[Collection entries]
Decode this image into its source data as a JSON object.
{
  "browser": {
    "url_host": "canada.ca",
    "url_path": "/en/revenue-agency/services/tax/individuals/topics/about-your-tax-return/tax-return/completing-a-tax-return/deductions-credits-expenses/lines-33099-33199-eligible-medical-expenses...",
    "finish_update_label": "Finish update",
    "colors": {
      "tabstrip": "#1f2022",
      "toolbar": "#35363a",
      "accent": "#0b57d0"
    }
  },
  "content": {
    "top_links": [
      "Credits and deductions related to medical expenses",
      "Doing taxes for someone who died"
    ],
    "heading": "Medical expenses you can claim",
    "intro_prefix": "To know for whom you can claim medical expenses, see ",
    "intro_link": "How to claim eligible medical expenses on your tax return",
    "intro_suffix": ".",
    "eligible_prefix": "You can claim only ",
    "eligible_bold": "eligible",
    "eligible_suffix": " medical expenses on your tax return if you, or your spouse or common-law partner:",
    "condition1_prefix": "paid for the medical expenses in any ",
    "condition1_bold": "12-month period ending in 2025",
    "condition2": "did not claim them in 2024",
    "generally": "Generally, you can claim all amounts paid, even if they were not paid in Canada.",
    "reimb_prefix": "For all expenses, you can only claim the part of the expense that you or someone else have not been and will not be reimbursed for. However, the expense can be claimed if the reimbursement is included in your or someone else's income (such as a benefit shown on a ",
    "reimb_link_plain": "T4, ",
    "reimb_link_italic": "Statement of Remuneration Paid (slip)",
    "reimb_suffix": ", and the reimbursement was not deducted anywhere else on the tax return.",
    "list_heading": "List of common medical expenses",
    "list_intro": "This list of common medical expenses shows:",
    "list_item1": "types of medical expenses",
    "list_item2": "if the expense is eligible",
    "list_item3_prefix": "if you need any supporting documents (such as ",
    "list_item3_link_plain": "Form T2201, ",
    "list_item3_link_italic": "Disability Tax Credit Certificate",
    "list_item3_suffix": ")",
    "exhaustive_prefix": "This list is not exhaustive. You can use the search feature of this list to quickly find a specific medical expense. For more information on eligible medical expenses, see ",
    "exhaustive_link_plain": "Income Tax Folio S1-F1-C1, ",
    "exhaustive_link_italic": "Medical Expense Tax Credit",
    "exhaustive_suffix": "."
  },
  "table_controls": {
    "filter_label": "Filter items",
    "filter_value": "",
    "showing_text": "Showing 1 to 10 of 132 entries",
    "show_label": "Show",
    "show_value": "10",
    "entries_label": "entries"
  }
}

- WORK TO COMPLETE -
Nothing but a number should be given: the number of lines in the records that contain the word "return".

- COMPLETED EXERCISE -
4